(Dataset rows for apps and sites)
···
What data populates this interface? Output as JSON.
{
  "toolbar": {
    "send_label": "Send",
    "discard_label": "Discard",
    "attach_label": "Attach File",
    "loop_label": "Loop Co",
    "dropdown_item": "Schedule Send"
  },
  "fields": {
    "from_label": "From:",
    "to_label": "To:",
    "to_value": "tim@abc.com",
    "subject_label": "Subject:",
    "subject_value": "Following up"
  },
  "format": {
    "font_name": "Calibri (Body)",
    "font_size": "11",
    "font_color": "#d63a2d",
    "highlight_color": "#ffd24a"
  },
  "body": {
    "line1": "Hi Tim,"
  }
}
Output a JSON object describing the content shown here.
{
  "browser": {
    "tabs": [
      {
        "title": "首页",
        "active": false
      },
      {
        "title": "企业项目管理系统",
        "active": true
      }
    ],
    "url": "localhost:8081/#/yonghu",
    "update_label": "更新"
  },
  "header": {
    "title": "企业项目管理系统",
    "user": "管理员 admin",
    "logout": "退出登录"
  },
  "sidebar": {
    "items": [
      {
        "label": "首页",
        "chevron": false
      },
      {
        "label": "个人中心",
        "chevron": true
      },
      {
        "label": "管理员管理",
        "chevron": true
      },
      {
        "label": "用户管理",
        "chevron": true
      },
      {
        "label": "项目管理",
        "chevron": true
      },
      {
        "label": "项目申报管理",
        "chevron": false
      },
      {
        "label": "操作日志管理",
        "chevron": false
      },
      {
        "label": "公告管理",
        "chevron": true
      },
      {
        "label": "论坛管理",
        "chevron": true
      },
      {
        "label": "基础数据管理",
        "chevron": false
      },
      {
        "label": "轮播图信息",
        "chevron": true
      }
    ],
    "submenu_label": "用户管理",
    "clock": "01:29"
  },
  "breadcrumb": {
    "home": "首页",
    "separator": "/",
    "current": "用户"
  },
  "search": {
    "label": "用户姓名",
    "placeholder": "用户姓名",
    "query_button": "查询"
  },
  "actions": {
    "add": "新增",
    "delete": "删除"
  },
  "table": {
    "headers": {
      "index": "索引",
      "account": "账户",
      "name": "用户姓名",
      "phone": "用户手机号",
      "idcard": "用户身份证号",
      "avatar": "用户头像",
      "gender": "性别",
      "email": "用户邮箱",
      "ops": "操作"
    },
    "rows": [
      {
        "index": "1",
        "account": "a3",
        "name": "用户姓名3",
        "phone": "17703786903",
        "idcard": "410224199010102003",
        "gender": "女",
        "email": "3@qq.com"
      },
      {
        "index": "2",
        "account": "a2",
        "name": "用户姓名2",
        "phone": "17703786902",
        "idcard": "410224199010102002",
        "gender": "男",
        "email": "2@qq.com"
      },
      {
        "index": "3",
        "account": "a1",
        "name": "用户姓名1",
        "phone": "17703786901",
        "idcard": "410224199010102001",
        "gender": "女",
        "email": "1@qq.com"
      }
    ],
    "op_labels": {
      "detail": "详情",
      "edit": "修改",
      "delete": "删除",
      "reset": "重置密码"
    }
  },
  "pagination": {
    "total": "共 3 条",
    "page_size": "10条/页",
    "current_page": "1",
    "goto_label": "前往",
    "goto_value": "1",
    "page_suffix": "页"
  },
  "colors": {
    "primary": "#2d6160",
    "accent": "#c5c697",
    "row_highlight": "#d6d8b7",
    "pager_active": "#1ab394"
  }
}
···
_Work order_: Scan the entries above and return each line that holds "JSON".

_Response to the exercise_:
What data populates this interface? Output as JSON.
Output a JSON object describing the content shown here.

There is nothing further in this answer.